EXERCISE DIRECTIONS -
Looking at the material below, work out how many of its lines hold the string "true". Give that figure alone.

** DATA SUPPLIED follows **

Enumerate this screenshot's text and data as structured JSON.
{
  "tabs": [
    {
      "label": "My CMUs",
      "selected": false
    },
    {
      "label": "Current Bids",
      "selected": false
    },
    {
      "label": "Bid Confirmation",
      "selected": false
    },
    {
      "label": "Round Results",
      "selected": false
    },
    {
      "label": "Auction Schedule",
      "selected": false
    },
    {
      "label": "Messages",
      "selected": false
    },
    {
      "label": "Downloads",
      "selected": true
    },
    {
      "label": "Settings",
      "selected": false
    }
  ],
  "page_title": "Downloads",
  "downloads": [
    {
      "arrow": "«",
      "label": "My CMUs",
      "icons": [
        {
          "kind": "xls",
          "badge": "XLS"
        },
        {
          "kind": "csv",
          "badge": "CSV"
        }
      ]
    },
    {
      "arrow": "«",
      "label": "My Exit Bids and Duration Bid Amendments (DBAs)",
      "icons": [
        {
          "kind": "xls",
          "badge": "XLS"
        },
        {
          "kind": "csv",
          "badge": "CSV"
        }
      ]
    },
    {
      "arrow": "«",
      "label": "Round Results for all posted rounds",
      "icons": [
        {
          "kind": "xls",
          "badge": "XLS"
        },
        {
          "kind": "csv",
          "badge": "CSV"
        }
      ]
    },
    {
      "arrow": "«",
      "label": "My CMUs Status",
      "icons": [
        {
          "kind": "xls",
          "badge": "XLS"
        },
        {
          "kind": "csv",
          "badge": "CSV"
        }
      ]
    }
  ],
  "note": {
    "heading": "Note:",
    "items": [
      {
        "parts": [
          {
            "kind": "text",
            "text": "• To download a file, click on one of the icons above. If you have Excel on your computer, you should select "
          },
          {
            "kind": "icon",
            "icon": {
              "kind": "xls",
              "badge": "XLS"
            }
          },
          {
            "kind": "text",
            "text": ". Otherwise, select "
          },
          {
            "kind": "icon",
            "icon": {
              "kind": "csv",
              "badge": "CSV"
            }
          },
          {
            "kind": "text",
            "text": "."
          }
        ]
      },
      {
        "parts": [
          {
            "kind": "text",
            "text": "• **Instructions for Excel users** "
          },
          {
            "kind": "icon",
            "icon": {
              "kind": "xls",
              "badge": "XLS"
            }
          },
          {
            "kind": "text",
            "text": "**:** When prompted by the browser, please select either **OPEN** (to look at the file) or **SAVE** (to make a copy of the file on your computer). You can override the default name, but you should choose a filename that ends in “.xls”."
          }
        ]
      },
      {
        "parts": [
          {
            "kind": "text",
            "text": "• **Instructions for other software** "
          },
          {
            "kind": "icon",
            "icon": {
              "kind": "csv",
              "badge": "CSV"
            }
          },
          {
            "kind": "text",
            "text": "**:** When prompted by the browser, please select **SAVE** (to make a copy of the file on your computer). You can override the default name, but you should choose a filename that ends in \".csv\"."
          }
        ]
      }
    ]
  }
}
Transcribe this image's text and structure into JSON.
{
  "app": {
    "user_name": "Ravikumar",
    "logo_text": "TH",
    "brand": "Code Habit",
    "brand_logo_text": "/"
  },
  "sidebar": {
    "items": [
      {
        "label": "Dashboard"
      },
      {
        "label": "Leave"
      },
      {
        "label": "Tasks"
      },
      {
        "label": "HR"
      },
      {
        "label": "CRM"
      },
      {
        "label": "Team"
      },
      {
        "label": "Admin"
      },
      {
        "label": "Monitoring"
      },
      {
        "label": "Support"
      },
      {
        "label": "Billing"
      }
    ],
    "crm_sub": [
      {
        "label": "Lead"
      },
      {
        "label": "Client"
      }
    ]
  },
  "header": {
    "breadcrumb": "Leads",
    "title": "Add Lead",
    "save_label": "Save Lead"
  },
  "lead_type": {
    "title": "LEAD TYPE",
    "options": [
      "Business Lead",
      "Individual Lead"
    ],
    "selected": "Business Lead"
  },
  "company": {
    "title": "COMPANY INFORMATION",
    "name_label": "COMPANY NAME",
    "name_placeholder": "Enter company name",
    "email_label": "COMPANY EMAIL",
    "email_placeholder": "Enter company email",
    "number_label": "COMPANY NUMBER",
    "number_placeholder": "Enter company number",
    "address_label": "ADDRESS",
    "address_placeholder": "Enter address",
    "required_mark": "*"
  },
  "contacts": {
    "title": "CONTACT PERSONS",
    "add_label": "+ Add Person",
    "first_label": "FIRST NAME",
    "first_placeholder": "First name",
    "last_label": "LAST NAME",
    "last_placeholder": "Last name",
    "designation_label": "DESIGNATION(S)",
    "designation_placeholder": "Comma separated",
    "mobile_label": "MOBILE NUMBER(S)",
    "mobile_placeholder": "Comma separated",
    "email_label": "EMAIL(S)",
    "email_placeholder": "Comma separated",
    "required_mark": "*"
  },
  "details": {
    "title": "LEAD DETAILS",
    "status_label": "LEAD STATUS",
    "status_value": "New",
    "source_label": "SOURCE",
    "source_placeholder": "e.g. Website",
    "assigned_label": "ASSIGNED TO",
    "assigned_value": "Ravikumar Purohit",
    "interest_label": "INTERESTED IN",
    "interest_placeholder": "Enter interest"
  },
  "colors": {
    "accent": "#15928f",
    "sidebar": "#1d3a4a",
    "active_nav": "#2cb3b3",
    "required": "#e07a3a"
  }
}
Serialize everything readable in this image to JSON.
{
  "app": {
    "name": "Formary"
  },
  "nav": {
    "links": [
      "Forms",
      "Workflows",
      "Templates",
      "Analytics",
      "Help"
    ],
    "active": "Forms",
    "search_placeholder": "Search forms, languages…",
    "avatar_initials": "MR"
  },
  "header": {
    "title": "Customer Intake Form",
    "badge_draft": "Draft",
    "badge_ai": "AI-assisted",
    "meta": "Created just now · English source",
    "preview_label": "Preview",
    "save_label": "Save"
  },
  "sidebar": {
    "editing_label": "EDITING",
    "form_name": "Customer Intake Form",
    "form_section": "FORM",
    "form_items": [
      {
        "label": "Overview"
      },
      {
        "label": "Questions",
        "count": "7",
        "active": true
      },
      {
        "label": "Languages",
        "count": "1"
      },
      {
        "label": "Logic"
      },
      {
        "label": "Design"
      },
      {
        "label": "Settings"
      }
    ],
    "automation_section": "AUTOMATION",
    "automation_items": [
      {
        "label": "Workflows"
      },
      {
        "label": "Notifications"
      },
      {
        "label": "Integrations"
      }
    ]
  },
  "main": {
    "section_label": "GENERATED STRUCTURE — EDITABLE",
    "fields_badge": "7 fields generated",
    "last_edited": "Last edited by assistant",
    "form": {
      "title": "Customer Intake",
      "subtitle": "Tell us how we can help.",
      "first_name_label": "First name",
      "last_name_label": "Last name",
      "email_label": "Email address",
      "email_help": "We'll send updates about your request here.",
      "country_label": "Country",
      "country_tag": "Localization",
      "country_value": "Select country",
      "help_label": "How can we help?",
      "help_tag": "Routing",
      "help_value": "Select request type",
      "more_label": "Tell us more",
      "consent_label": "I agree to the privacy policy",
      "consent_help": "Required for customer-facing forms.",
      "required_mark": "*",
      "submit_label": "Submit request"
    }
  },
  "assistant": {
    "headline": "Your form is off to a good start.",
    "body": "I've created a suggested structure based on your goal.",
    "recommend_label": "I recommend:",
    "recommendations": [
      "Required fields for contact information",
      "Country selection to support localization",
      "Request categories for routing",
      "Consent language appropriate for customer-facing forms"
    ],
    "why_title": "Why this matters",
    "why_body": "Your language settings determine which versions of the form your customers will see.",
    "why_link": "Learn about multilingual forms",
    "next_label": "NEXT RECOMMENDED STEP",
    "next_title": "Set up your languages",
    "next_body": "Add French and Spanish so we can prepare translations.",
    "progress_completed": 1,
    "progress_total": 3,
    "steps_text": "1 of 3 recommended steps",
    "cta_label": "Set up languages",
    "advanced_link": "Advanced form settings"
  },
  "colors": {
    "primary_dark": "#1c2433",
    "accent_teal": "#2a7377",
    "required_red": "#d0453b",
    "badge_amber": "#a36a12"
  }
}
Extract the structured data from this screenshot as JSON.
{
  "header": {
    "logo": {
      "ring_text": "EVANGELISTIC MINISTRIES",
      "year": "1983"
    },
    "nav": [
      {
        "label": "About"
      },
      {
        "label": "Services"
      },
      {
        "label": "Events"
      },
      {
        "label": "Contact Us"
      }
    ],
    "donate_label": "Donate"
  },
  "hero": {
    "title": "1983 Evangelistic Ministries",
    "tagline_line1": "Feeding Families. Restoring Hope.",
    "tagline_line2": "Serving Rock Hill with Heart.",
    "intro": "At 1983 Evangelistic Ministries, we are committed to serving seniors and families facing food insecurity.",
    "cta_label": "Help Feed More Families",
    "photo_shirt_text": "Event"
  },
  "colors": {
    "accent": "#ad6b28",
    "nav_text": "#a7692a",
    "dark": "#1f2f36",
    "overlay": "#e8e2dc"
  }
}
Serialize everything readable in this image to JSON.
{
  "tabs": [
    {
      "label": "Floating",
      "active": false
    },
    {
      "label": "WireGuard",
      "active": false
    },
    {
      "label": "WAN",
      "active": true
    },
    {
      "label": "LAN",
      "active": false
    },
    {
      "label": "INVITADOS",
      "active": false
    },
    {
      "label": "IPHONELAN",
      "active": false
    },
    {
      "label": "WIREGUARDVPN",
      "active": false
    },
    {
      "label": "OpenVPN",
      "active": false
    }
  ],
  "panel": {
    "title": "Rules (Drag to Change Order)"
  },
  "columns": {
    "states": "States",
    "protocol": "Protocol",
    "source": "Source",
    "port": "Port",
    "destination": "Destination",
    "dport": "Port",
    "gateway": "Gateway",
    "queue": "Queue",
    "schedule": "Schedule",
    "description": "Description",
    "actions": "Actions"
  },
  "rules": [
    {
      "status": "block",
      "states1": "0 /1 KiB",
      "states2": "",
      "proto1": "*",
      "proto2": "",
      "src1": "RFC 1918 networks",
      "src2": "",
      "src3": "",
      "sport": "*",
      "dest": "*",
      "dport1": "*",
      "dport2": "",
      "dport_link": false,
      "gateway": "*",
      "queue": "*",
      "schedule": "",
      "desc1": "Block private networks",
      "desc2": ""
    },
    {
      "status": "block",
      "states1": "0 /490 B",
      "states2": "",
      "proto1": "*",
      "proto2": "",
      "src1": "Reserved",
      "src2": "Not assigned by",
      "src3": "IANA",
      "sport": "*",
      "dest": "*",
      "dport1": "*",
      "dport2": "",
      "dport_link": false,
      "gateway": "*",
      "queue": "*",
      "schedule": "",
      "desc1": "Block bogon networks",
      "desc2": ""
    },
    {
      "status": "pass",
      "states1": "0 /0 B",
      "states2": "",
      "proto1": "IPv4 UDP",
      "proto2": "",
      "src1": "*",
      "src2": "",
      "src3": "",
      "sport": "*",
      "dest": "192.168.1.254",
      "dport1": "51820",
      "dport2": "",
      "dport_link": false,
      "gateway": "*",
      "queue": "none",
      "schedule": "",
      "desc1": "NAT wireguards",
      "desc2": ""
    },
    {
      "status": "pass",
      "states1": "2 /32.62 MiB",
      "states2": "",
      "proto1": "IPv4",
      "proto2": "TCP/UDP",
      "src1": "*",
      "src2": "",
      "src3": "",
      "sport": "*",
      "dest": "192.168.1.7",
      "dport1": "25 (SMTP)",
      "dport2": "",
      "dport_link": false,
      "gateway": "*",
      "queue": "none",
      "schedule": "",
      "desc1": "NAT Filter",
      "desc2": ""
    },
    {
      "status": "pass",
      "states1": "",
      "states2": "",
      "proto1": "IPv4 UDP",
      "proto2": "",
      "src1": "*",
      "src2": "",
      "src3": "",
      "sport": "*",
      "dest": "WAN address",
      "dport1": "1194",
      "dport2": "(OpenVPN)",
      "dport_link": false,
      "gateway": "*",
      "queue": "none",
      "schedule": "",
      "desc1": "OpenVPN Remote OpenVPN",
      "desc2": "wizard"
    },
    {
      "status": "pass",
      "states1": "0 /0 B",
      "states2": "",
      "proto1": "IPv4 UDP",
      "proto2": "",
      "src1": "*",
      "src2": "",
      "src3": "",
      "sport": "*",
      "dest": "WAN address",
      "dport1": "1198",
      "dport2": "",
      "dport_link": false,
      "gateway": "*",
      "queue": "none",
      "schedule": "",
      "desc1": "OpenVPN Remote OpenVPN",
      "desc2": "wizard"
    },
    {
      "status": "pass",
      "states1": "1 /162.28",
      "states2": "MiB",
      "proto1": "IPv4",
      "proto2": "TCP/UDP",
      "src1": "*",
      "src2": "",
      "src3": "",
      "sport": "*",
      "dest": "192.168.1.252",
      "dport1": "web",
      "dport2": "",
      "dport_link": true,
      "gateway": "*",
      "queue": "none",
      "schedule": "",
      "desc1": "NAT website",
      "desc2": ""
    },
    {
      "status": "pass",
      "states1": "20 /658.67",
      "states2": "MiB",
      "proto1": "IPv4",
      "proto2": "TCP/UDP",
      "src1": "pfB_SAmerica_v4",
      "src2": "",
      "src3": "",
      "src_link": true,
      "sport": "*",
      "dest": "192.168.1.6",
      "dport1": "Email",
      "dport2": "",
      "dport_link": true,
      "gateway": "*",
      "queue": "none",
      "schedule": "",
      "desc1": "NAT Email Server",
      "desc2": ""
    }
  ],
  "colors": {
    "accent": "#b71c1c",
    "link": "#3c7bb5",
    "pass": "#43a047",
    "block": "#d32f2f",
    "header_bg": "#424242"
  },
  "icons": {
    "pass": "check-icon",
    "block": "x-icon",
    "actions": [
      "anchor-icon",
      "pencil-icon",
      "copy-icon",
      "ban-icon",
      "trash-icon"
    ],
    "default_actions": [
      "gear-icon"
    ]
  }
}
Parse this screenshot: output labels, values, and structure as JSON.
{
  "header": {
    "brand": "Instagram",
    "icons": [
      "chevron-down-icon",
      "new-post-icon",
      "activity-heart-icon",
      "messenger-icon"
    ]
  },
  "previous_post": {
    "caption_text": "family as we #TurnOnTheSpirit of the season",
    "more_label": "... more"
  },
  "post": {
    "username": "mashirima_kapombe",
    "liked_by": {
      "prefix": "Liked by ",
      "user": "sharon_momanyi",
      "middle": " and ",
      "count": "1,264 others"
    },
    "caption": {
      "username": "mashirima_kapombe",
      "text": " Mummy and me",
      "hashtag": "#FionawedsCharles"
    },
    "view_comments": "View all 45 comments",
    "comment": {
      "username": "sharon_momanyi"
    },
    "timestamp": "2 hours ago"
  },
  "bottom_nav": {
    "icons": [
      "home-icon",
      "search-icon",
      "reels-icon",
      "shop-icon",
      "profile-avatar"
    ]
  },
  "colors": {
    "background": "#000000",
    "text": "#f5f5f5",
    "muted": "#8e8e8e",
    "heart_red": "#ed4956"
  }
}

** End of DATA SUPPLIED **

SOLVED PROBLEM -
6